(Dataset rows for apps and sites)

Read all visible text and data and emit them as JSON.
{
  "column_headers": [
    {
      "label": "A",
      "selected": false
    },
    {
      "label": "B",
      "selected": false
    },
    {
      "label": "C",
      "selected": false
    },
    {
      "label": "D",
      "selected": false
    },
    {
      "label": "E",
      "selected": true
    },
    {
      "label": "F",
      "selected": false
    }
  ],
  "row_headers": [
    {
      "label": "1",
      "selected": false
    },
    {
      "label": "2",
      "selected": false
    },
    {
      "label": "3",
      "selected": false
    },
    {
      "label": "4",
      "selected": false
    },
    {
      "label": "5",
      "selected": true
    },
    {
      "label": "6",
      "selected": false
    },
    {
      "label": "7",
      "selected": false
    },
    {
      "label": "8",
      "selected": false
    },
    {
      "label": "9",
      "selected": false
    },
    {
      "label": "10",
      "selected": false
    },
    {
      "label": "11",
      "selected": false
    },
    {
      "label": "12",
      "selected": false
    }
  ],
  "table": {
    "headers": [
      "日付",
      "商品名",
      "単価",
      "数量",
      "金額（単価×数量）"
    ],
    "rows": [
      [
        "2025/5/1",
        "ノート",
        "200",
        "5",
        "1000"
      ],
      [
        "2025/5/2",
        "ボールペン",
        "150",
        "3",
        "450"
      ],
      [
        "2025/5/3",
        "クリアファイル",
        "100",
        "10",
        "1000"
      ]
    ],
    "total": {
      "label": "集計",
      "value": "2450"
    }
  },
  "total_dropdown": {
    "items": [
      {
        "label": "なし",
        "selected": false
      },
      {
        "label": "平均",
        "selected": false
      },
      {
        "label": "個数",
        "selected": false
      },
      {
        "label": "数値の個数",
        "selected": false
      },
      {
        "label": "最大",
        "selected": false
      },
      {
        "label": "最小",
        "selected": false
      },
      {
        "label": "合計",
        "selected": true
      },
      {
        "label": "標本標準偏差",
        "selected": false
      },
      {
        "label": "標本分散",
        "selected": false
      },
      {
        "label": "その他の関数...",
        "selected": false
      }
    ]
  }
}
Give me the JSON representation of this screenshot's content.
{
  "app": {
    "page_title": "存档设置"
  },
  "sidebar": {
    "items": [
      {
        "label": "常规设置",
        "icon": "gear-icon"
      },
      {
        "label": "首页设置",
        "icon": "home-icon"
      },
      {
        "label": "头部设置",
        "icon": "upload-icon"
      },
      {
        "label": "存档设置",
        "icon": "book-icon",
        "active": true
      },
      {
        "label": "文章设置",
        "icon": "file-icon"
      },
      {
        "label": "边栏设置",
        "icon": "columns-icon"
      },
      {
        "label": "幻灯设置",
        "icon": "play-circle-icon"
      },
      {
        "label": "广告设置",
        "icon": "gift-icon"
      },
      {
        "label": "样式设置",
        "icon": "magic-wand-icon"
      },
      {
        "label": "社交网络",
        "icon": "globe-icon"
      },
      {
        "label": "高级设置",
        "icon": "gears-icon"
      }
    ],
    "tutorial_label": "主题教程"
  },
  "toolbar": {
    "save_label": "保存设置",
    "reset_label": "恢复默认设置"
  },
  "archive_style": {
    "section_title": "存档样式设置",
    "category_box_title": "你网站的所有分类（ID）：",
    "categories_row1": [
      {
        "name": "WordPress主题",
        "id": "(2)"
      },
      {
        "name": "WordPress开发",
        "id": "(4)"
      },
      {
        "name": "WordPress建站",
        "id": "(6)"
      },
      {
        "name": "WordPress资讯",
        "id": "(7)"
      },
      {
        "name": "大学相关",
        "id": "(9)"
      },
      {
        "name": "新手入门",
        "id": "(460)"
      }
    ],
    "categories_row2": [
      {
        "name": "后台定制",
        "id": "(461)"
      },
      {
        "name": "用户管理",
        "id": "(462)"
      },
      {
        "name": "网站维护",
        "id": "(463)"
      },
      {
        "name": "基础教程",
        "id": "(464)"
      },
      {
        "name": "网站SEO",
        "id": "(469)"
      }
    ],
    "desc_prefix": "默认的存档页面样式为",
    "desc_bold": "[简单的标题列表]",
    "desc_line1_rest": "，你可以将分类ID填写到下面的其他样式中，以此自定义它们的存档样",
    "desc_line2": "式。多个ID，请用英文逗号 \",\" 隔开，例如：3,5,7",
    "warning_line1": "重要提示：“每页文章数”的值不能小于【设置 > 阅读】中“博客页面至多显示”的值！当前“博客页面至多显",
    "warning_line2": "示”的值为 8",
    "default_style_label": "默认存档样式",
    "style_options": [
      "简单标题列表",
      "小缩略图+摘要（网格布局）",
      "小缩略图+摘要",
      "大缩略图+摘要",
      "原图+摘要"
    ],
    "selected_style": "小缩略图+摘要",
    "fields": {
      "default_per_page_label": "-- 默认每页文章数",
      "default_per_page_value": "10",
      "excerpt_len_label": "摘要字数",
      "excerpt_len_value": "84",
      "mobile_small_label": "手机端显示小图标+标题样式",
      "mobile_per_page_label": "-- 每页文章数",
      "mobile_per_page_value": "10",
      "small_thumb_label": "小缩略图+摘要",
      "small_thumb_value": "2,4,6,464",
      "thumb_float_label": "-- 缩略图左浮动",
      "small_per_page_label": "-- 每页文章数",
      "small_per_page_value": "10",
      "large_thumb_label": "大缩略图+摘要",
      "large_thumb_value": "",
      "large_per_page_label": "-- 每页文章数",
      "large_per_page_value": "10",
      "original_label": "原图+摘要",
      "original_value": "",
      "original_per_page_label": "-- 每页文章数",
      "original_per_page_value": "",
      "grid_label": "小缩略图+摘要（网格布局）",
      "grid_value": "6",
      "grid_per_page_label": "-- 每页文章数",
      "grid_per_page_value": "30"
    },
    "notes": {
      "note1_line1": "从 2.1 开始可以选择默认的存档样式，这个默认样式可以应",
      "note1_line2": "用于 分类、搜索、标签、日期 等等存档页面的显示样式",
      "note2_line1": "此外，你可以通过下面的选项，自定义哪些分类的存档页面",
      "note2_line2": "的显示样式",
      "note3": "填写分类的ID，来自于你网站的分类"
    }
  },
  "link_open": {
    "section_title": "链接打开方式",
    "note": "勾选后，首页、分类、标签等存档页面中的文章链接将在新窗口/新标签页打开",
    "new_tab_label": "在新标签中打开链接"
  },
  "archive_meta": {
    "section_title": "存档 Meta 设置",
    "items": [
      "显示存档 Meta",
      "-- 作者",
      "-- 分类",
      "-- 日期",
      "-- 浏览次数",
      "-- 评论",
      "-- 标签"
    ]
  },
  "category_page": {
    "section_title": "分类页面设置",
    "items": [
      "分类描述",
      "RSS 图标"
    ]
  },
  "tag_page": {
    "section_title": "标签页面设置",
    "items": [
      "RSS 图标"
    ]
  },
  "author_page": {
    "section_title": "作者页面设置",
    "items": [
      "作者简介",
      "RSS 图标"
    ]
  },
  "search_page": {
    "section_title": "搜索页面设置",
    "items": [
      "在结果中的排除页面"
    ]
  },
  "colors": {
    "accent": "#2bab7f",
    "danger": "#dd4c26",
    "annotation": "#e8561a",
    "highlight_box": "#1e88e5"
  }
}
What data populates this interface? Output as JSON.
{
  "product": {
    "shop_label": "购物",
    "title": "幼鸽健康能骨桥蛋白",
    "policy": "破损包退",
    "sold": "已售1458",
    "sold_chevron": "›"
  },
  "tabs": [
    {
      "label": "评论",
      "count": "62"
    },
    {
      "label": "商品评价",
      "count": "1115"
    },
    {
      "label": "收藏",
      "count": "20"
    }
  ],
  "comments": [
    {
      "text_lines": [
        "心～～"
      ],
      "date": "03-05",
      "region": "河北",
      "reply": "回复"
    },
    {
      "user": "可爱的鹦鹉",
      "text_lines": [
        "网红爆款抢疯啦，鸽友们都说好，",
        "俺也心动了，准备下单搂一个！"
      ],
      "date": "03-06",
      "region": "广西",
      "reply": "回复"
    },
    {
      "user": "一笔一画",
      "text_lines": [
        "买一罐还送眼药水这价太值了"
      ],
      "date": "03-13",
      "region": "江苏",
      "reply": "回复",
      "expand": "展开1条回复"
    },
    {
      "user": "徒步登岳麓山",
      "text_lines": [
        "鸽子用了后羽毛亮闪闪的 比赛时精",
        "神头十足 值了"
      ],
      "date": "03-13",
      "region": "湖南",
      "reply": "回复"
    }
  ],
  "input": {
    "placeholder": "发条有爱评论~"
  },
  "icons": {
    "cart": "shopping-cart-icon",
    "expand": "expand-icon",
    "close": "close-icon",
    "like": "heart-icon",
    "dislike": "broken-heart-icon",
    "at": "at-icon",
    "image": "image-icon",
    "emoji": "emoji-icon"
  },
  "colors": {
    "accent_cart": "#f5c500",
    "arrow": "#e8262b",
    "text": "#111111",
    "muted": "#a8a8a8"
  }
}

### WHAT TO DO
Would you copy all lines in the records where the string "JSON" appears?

### SOLUTION TO THIS PROBLEM
Read all visible text and data and emit them as JSON.
Give me the JSON representation of this screenshot's content.
What data populates this interface? Output as JSON.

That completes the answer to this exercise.